* [Recorded data]:
Start of Block
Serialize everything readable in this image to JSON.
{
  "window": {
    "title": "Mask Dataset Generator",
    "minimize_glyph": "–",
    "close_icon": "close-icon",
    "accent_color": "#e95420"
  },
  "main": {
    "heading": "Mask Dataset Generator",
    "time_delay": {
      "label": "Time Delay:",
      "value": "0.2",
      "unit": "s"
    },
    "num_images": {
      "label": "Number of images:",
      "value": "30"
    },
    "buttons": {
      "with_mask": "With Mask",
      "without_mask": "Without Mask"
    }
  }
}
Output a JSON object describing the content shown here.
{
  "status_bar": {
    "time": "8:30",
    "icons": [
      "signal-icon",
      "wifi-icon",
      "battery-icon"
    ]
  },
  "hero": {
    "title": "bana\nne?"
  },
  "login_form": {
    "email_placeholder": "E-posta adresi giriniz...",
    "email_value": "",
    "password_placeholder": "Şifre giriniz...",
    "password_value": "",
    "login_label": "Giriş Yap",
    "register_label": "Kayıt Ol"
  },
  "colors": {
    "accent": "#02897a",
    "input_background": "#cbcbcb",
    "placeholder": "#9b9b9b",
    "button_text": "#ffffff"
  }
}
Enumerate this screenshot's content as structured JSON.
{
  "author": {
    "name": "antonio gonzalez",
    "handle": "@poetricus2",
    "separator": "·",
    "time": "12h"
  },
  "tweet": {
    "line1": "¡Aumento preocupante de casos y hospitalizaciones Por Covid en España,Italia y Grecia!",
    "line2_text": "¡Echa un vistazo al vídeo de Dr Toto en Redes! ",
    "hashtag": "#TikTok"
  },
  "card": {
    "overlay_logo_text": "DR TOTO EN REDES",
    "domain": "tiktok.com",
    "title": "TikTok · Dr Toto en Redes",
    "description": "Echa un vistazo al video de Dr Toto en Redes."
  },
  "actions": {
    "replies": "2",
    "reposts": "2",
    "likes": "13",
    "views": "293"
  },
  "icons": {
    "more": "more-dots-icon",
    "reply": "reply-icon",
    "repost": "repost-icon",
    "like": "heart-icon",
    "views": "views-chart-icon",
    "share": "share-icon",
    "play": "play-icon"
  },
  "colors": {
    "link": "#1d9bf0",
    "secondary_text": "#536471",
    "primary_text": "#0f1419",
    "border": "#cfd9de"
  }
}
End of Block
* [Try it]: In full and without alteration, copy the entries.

* [Task solution]:
Serialize everything readable in this image to JSON.
{
  "window": {
    "title": "Mask Dataset Generator",
    "minimize_glyph": "–",
    "close_icon": "close-icon",
    "accent_color": "#e95420"
  },
  "main": {
    "heading": "Mask Dataset Generator",
    "time_delay": {
      "label": "Time Delay:",
      "value": "0.2",
      "unit": "s"
    },
    "num_images": {
      "label": "Number of images:",
      "value": "30"
    },
    "buttons": {
      "with_mask": "With Mask",
      "without_mask": "Without Mask"
    }
  }
}
Output a JSON object describing the content shown here.
{
  "status_bar": {
    "time": "8:30",
    "icons": [
      "signal-icon",
      "wifi-icon",
      "battery-icon"
    ]
  },
  "hero": {
    "title": "bana\nne?"
  },
  "login_form": {
    "email_placeholder": "E-posta adresi giriniz...",
    "email_value": "",
    "password_placeholder": "Şifre giriniz...",
    "password_value": "",
    "login_label": "Giriş Yap",
    "register_label": "Kayıt Ol"
  },
  "colors": {
    "accent": "#02897a",
    "input_background": "#cbcbcb",
    "placeholder": "#9b9b9b",
    "button_text": "#ffffff"
  }
}
Enumerate this screenshot's content as structured JSON.
{
  "author": {
    "name": "antonio gonzalez",
    "handle": "@poetricus2",
    "separator": "·",
    "time": "12h"
  },
  "tweet": {
    "line1": "¡Aumento preocupante de casos y hospitalizaciones Por Covid en España,Italia y Grecia!",
    "line2_text": "¡Echa un vistazo al vídeo de Dr Toto en Redes! ",
    "hashtag": "#TikTok"
  },
  "card": {
    "overlay_logo_text": "DR TOTO EN REDES",
    "domain": "tiktok.com",
    "title": "TikTok · Dr Toto en Redes",
    "description": "Echa un vistazo al video de Dr Toto en Redes."
  },
  "actions": {
    "replies": "2",
    "reposts": "2",
    "likes": "13",
    "views": "293"
  },
  "icons": {
    "more": "more-dots-icon",
    "reply": "reply-icon",
    "repost": "repost-icon",
    "like": "heart-icon",
    "views": "views-chart-icon",
    "share": "share-icon",
    "play": "play-icon"
  },
  "colors": {
    "link": "#1d9bf0",
    "secondary_text": "#536471",
    "primary_text": "#0f1419",
    "border": "#cfd9de"
  }
}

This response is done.